Friday, July 25, 2008

My Humps, My Humps, My Ugly Cycling Bumps

The Militant rode on bike last night from his compound to visit an operative in West Adams (and yes, he did ride past his favorite mystery spot for the fun of it), but en route, while riding along Western Avenue, just a few feet south of Venice Blvd, on the west side (wesssoiiide!) of the street, there it is, you can't miss it (pictured right).

Now, the Militant, as well as anyone who rides a bike in this City, knows there's potholes, there's cracks, there's some fux0red-up pavement. But...wtf is THIS? A mountain range? Lessee. We got the San Gabriels, The Santa Susanas, the Santa Monica mountains...and THIS! How did this happen? Plate tectonics?

Maybe they're speed bumps. If they are, they work, alright. They're great at slowing down cyclists like the Militant. Fortunately, the Militant's urban assault bicycle can take the jagged terrain. But most cyclists can't.

In all seriousness, this particular asphalt deformity is dangerous. Dangerous for cyclists, for obvious reasons. But also dangerous for motorists, who, upon driving over these, can potentially lose control and hit a cyclist, a pedestrian or another motor vehicle.

As you may or may not know, the Militant isn't into petty whining like, um, some other blogs tend to do, so, true to Militant form, he wants to get into action and find (and fight for) a solution. While riding not more than two blocks south is Councilman Herb Wesson's 10th District Field office. The Militant will contact the office and get some answers, and hopefully get that stretch of Western fixed up! Stay tuned, Angelenos!

2 comments:

Ed said...

WE have a similar situation here in the Van Nuys neighborhood of Los Angeles. At Saticoy and Balboa, the corner is badly paved and full of water all the time. The councilperson's office tells us that this is the responsibility of the property owner, but that there is no applicable code under which the city can force him to clean it up. :(

Peter McFerrin said...

I can't tell you how many times I've nearly rear-ended somebody while traveling east on the southernmost lane of Adams as you come to the bottom of the hill at Western. The pavement is in very similar condition, launching the vehicle partially airborne and causing my anti-lock brakes to kick in on the wheels that are still on the ground. It can be rather harrowing.

I suspect that the pavement damage is due to buses and trucks. Most of those road beds were built at a time when heavy vehicles weren't nearly as, well, heavy as they are today. You can fill as many potholes and even resurface as many times as you want, but if the underlying roadbed isn't thick and solid enough the same problems will recur in the same places. Unfortunately, it would be next to impossible to do complete pavement rebuilds on some of the roads that need it most (Venice, Adams, and Wilshire come to mind).
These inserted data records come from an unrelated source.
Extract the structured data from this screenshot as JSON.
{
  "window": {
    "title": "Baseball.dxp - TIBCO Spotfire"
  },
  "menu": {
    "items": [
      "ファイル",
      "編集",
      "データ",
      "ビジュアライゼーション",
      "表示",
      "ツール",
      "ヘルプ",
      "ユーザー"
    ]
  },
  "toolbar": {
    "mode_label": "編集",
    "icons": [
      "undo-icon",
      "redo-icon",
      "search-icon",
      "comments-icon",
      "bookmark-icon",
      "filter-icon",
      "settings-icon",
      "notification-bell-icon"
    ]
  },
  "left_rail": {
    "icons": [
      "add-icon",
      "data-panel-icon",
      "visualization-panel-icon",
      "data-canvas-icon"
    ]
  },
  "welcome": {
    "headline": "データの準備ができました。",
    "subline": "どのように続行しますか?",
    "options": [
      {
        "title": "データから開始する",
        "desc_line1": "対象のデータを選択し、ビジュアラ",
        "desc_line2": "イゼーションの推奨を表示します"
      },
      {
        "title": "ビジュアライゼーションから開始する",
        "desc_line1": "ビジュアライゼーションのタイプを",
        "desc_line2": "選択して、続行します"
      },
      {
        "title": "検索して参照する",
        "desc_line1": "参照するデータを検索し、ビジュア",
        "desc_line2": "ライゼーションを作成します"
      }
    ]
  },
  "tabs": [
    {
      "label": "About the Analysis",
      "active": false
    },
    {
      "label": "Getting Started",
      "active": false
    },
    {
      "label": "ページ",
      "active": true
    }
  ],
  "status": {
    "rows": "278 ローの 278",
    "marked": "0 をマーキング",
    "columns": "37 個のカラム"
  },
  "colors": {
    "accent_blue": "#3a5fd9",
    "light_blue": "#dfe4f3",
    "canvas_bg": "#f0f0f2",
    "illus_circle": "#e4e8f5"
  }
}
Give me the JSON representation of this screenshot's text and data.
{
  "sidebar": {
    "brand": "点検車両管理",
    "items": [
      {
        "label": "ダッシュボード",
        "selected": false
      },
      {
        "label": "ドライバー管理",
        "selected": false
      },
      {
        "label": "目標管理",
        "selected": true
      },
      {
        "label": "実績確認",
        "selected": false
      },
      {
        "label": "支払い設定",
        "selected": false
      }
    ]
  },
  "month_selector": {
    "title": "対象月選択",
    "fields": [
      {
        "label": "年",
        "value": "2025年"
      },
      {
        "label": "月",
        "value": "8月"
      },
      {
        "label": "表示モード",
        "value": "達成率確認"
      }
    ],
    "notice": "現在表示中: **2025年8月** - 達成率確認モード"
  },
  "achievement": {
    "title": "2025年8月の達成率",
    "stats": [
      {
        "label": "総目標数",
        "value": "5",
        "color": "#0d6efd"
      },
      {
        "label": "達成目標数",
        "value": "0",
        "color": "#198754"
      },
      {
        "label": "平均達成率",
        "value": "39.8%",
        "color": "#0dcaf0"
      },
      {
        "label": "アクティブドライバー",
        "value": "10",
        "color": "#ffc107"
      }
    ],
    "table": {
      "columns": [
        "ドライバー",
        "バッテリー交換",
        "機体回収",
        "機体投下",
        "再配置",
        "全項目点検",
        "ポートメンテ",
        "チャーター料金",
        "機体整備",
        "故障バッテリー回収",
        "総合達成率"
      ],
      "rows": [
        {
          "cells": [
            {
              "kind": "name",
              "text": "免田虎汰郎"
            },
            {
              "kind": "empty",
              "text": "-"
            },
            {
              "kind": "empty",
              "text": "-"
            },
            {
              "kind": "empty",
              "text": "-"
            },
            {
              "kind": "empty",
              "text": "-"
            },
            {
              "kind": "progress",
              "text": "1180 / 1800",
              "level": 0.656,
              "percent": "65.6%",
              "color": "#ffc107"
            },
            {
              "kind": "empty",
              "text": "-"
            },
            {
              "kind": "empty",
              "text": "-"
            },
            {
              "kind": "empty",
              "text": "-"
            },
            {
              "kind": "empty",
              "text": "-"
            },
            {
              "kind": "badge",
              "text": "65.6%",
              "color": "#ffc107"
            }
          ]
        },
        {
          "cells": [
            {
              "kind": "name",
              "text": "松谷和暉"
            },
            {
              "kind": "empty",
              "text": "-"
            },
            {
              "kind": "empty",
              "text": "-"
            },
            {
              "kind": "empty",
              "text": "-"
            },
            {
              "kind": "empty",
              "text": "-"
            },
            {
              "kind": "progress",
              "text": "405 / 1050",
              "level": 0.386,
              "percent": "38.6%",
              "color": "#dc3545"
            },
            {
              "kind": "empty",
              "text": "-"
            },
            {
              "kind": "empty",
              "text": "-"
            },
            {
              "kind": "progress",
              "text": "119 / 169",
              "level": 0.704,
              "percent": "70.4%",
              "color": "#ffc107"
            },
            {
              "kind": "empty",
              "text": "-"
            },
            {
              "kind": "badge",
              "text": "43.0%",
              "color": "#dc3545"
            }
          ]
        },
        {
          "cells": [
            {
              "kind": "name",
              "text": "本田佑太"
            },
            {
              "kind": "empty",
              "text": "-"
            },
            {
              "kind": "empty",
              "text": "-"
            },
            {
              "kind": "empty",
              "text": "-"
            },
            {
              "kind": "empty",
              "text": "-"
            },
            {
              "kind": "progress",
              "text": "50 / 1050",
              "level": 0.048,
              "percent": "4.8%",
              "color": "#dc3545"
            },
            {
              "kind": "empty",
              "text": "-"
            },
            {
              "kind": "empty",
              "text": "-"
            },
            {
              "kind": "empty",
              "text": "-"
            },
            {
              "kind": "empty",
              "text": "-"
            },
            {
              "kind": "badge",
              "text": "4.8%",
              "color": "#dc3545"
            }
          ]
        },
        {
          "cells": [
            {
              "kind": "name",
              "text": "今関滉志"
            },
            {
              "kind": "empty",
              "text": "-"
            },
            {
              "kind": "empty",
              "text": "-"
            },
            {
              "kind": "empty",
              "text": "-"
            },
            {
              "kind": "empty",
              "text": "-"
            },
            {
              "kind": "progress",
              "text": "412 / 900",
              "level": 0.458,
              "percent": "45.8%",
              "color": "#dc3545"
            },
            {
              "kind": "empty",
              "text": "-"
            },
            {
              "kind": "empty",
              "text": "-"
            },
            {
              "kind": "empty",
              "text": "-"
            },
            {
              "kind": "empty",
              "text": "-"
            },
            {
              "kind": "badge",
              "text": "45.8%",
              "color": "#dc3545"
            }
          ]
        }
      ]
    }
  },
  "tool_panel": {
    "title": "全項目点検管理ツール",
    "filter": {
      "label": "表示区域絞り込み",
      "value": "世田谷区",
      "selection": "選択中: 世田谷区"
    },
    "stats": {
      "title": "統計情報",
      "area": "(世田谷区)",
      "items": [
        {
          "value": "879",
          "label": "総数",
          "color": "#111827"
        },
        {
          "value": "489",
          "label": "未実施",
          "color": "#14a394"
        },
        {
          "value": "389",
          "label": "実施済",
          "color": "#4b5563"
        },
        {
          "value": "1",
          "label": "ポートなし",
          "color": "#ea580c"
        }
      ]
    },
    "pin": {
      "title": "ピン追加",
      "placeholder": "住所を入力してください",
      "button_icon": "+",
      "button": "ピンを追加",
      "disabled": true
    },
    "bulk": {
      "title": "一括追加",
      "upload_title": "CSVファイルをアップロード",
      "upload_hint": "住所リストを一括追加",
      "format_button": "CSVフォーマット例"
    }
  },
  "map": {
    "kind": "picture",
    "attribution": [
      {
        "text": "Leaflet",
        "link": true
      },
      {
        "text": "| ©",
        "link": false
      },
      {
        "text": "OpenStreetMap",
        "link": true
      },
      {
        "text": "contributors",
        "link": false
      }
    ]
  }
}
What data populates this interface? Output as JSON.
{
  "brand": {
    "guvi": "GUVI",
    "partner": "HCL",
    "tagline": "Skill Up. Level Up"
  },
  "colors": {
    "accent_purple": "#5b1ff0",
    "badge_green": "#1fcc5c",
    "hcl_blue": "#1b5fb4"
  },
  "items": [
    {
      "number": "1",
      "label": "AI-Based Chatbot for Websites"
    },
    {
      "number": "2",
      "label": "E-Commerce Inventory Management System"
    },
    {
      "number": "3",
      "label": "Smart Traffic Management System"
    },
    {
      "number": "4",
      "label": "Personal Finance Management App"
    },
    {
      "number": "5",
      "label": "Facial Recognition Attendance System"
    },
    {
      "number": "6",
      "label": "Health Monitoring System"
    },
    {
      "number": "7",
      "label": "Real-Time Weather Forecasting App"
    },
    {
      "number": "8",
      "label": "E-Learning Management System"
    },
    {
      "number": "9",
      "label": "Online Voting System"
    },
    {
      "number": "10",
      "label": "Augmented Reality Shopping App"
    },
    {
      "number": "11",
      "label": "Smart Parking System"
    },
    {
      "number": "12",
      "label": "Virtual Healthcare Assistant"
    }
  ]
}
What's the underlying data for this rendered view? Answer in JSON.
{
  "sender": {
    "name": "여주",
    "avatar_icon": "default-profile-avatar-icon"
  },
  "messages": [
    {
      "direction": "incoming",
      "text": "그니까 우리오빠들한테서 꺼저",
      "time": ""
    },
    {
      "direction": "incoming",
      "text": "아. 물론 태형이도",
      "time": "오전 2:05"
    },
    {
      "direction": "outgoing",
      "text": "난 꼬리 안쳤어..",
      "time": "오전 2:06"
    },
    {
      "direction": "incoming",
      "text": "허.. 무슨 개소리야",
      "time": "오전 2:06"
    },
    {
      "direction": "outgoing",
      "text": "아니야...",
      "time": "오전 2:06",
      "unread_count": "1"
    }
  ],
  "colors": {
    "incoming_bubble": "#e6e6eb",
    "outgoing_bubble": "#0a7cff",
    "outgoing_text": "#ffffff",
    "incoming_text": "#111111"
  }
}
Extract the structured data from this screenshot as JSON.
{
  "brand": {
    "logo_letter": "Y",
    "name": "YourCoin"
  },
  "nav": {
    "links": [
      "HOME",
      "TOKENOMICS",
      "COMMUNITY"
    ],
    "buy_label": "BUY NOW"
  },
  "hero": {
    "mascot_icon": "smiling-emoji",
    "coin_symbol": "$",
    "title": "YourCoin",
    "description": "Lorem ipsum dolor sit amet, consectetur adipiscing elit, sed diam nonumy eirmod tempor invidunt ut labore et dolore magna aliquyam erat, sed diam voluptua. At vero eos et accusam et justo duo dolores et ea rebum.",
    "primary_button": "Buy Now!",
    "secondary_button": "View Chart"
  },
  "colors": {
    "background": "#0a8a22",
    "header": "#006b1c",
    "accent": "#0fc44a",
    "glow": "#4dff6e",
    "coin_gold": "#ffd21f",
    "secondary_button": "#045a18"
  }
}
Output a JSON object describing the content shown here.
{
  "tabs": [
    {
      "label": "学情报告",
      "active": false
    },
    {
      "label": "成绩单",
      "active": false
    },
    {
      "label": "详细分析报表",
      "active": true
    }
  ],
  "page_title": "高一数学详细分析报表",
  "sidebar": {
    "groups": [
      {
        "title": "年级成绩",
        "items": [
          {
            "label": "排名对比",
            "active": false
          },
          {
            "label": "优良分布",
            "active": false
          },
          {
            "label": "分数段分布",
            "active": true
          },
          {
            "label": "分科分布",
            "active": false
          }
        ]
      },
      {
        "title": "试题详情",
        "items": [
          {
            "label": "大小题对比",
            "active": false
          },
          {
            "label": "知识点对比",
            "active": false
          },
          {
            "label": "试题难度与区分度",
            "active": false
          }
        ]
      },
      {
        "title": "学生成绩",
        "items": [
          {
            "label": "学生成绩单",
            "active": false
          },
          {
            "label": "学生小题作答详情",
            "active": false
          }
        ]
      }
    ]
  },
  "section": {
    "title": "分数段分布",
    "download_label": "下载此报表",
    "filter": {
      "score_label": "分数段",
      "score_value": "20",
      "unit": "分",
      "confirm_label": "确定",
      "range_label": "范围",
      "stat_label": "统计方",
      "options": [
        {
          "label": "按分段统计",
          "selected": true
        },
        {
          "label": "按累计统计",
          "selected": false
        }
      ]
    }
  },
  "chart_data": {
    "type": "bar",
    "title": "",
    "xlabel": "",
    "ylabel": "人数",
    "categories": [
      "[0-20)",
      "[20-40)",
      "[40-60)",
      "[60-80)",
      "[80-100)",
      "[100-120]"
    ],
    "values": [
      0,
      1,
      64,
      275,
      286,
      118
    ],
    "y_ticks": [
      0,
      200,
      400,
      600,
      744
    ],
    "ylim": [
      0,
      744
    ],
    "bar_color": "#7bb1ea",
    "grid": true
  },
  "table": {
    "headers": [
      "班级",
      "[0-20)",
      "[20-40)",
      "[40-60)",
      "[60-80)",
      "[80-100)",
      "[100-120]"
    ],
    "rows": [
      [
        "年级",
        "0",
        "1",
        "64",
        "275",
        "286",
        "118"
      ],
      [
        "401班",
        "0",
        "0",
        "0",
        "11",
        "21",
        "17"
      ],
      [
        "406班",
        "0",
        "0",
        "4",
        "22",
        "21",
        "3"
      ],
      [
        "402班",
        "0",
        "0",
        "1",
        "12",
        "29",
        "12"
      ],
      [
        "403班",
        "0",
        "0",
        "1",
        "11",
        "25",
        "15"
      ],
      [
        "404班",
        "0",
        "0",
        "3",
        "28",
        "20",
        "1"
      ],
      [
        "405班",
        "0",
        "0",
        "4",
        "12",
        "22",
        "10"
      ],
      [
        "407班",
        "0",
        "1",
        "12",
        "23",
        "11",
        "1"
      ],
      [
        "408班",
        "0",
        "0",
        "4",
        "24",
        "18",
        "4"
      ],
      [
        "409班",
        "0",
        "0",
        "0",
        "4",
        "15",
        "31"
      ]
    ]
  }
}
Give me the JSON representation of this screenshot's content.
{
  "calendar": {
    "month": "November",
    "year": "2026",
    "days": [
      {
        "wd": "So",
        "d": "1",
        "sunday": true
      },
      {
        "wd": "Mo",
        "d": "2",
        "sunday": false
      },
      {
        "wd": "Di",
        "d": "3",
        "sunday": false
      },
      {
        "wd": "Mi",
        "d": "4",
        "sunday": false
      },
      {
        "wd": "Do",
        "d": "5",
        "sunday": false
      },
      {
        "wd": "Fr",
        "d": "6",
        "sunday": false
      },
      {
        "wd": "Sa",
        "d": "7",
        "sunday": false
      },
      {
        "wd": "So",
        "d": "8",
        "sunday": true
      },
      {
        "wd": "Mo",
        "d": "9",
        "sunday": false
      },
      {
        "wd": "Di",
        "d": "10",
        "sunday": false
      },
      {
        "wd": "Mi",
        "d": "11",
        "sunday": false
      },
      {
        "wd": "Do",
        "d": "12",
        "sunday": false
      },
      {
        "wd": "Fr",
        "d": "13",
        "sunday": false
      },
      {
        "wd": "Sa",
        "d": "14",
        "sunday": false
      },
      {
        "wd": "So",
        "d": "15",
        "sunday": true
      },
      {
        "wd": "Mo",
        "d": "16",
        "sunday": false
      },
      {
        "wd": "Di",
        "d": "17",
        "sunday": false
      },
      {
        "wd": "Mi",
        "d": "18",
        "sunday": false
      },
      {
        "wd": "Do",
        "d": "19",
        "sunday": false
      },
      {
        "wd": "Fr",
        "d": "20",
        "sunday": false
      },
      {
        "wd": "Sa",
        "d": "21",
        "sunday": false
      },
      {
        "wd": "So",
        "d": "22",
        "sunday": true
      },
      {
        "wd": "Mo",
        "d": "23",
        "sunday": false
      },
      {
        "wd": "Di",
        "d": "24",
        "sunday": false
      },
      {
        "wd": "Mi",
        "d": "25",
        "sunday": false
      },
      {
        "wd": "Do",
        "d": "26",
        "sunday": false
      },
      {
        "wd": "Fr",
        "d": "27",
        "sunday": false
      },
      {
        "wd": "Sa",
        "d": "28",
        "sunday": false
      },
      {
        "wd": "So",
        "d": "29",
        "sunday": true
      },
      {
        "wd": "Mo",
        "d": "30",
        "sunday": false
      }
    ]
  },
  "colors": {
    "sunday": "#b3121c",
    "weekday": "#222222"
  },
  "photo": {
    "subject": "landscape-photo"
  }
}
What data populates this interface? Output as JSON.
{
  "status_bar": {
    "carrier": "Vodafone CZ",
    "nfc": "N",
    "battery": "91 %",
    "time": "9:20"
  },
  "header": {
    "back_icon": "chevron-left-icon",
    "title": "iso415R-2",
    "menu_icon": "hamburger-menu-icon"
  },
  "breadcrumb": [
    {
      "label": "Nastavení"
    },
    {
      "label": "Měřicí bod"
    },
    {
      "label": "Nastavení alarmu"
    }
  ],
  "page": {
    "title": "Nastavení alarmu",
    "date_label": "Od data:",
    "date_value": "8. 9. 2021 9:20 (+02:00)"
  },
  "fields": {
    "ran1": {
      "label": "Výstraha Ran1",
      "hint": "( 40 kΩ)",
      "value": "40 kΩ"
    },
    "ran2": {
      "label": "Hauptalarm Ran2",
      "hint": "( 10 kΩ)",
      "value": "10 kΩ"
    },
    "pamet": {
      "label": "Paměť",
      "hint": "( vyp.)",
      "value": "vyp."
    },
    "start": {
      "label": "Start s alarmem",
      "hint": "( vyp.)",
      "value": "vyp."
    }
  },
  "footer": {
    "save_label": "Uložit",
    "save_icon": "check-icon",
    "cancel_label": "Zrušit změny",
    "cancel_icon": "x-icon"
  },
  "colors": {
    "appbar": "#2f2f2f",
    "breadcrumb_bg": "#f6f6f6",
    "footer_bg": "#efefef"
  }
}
ed, I wouldn't be surprised if Saticoy/Balboa was built over an original creek/arroyo bed. The course of the stream may have been moved to the drainage channel a block to the east but the underlying soil is still moist.